Holding the needle in your right hand, use your left hand to wrap the tail end of your yarn around your thumb and the working end around your pointer finger. Put your needle point to the outside of your thumb and wrap the yarn around the needle. Then, go to the outside of the pointer finger and wrap that yarn around your needle (see above). Pull that yarn through the loop you made with your thumb, let go of the loop on your thumb and pull to tighten around the needle. The loop that is now on your needle represents the first stitch.

Step 4: Follow the Pattern

Once you’ve finished casting on, you can continue to follow the pattern, stitching along row to row as you go. Remember to always start each row with the needle holding the stitches in your left hand.

If you are following along with the sample above, your first row after casting on will be made entirely of the knit stitch. After you end that row, you “turn your work,” switching the needles in your hands, and you will purl all the way across into each stitch. Alternating between rows of knit stitch and purl stitch creates the stockinette stitch, so now you know three different stitches!

Step 5: Casting Off

Notice how when casting off, the left needle is being inserted into the first stitch on the right needle.

Much like casting on gets your project started, casting off will finish your project off, securing all the stitches together so that they don’t unravel. When casting off, you always want to use the same stitch as the row before it.

In the example pattern, you’ve just completed your 27th row, which is all purl stitches. So you will cast off using purl stitches. Purl two stitches onto your right needle. Then, take your left needle and insert it into the first purl stitch on your right needle. Slide that first stitch over the second stitch on the right needle. Repeat this process until the final stitch in the row.

Once you have one loop remaining on your right needle, slide the needle out, cut about a 5-6 inch tail on the yarn, and knot off your project. Weave in the remaining tail, and you are all done!

Throw a Party

You’ve completed your coaster, and now it’s time to celebrate! Invite all your friends over so they can bask in the glory of your handiwork and put your new knit coaster to good use. Maybe make a few more, too, so your friends will have somewhere to put your drink.

They’ll be so impressed, they’ll be asking you for their own custom sets.

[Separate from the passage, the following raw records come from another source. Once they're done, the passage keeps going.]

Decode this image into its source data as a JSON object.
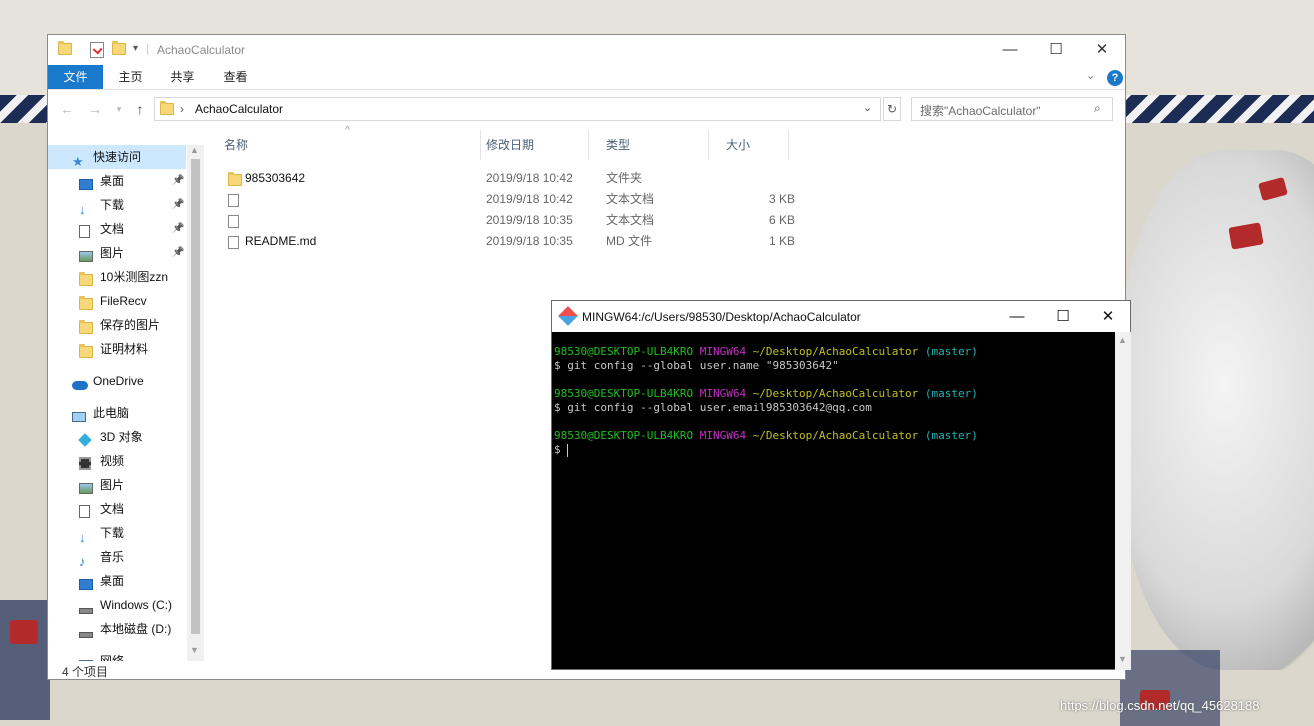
{
  "explorer": {
    "title": "AchaoCalculator",
    "ribbon_tabs": [
      "文件",
      "主页",
      "共享",
      "查看"
    ],
    "address": "AchaoCalculator",
    "search_placeholder": "搜索\"AchaoCalculator\"",
    "columns": [
      "名称",
      "修改日期",
      "类型",
      "大小"
    ],
    "nav_items": [
      {
        "label": "快速访问",
        "icon": "star-icon",
        "pinned": false,
        "selected": true
      },
      {
        "label": "桌面",
        "icon": "desktop-icon",
        "pinned": true
      },
      {
        "label": "下载",
        "icon": "download-icon",
        "pinned": true
      },
      {
        "label": "文档",
        "icon": "document-icon",
        "pinned": true
      },
      {
        "label": "图片",
        "icon": "picture-icon",
        "pinned": true
      },
      {
        "label": "10米测图zzn",
        "icon": "folder-icon",
        "pinned": false
      },
      {
        "label": "FileRecv",
        "icon": "folder-icon",
        "pinned": false
      },
      {
        "label": "保存的图片",
        "icon": "folder-icon",
        "pinned": false
      },
      {
        "label": "证明材料",
        "icon": "folder-icon",
        "pinned": false
      },
      {
        "label": "OneDrive",
        "icon": "cloud-icon",
        "pinned": false
      },
      {
        "label": "此电脑",
        "icon": "computer-icon",
        "pinned": false
      },
      {
        "label": "3D 对象",
        "icon": "cube-icon",
        "pinned": false
      },
      {
        "label": "视频",
        "icon": "video-icon",
        "pinned": false
      },
      {
        "label": "图片",
        "icon": "picture-icon",
        "pinned": false
      },
      {
        "label": "文档",
        "icon": "document-icon",
        "pinned": false
      },
      {
        "label": "下载",
        "icon": "download-icon",
        "pinned": false
      },
      {
        "label": "音乐",
        "icon": "music-icon",
        "pinned": false
      },
      {
        "label": "桌面",
        "icon": "desktop-icon",
        "pinned": false
      },
      {
        "label": "Windows (C:)",
        "icon": "drive-icon",
        "pinned": false
      },
      {
        "label": "本地磁盘 (D:)",
        "icon": "drive-icon",
        "pinned": false
      },
      {
        "label": "网络",
        "icon": "network-icon",
        "pinned": false
      }
    ],
    "files": [
      {
        "name": "985303642",
        "date": "2019/9/18 10:42",
        "type": "文件夹",
        "size": "",
        "kind": "folder"
      },
      {
        "name": "",
        "date": "2019/9/18 10:42",
        "type": "文本文档",
        "size": "3 KB",
        "kind": "text"
      },
      {
        "name": "",
        "date": "2019/9/18 10:35",
        "type": "文本文档",
        "size": "6 KB",
        "kind": "text"
      },
      {
        "name": "README.md",
        "date": "2019/9/18 10:35",
        "type": "MD 文件",
        "size": "1 KB",
        "kind": "text"
      }
    ],
    "status": "4 个项目"
  },
  "terminal": {
    "title": "MINGW64:/c/Users/98530/Desktop/AchaoCalculator",
    "prompt_user": "98530@DESKTOP-ULB4KRO",
    "prompt_env": "MINGW64",
    "prompt_path": "~/Desktop/AchaoCalculator",
    "prompt_branch": "(master)",
    "commands": [
      "$ git config --global user.name \"985303642\"",
      "$ git config --global user.email985303642@qq.com",
      "$ "
    ]
  },
  "watermark": "https://blog.csdn.net/qq_45628188",
  "colors": {
    "accent": "#1979ca",
    "prompt_user": "#1fbf1f",
    "prompt_env": "#c22fc2",
    "prompt_path": "#c0c020",
    "prompt_branch": "#22b3b3"
  }
}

And, since knit coasters are such a simple and customizable project—whether they are seasonal colors or the colors of a favorite sports team—you could even start your own custom knit coaster business!

Start Your Knitting Journey!

Knitting for Complete Beginners: How to Knit a Coaster

Written by:

Luke Field